In the second picture, I show you the heel of both insoles. The padding is identical “squishiness” and texture, and almost identical shape, size and location. Finally, I compared the arch support. In this third picture you can see that the arch supports are almost identical in thickness—though admittedly here the Orthofeet product is slightly more dense to the touch.
As a final test, I took the Orthofeet insoles and put them inside my cheapo slippers that I previously had the store-brought brand insoles in. They feel almost identical.
In truth, BOTH insoles are lacking in the actual support a plantar tendon needs. I know this because of wearing specifically designed running shoes for plantar fasciitis from an orthopedic surgeon. The arch support you receive in this type of sneaker is unparalleled to the insole support, which would have to be twice as dense and at least 50% higher (by my estimation).
So—simply putting a slip-in insole, which would cost about $15 in a grocery store, is not worth the cost or wait of this shoe.
So, what about the rest of the shoe? Maybe that’s where the real design is…
2. Falsehood #2: The slipper itself is an orthopedic shoe designed for plantar fasciitis, Achilles tendonitis, etc.
The shoe itself is hard as a rock and flat as wood. In the fourth picture I show you the outside of the shoe—the insole side. In this picture is APPEARS as though the shoe would have insole support based on the rubber design. In the fifth picture, I show you the hard rubber bottom. This rubber bottom is kind of nice, dense but slightly pliable. If I were judging based solely on picture (which I did to purchase here on Amazon), I would think this slipper is ideal.
Here’s the falsehood.
Neither of these pictures shows you the real, yet hidden, design of the shoe itself. If you remove the inserted insole, the shoe is flat and really, really hard. As though you are literally walking on wood. In the short video, I took a moment to knock on this part of the shoe so you could HEAR how hard it is. (sorry for the weird position between my knees, I was trying to make sure the shoe itself was suspended so the bottom didn’t knock on anything—took me a minute to be able to video that). Finally, in the sixth picture I show you how FLAT it is as well. If I weren’t trying to get my money back, I’d cut these open to see what the heck they manufactured it with that could be so hard. Maybe it is wood!

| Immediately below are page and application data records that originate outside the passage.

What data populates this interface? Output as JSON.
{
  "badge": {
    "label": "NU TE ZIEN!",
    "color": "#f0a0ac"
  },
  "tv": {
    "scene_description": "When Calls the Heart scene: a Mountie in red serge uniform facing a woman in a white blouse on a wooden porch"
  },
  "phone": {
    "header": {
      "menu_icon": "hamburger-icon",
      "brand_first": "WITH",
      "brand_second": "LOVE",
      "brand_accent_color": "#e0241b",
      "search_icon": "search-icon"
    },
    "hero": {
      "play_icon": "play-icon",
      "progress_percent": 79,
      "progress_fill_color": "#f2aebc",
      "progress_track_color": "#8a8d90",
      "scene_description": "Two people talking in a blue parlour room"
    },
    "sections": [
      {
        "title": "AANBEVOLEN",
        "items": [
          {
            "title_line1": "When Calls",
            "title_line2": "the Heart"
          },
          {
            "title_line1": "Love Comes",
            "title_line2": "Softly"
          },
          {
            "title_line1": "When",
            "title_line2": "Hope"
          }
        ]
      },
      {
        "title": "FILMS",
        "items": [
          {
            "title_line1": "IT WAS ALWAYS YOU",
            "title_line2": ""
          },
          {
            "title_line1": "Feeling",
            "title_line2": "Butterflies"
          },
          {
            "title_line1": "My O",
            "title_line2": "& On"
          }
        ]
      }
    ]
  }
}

When you take an insole and put it into a cheap sneaker or a cheap store-bought slipper, at least you have SOME actual cushioning from the shoe itself and a mild amount of support from the insole. In the Orthofeet slipper, you have this rock-hard shoe with a passable insole.
The combination of these two things makes the shoe unwearable for someone with heel spurs and plantar fasciitis.
Based on this experience, I would recommend not purchasing this slipper and I’m definitely returning them immediately.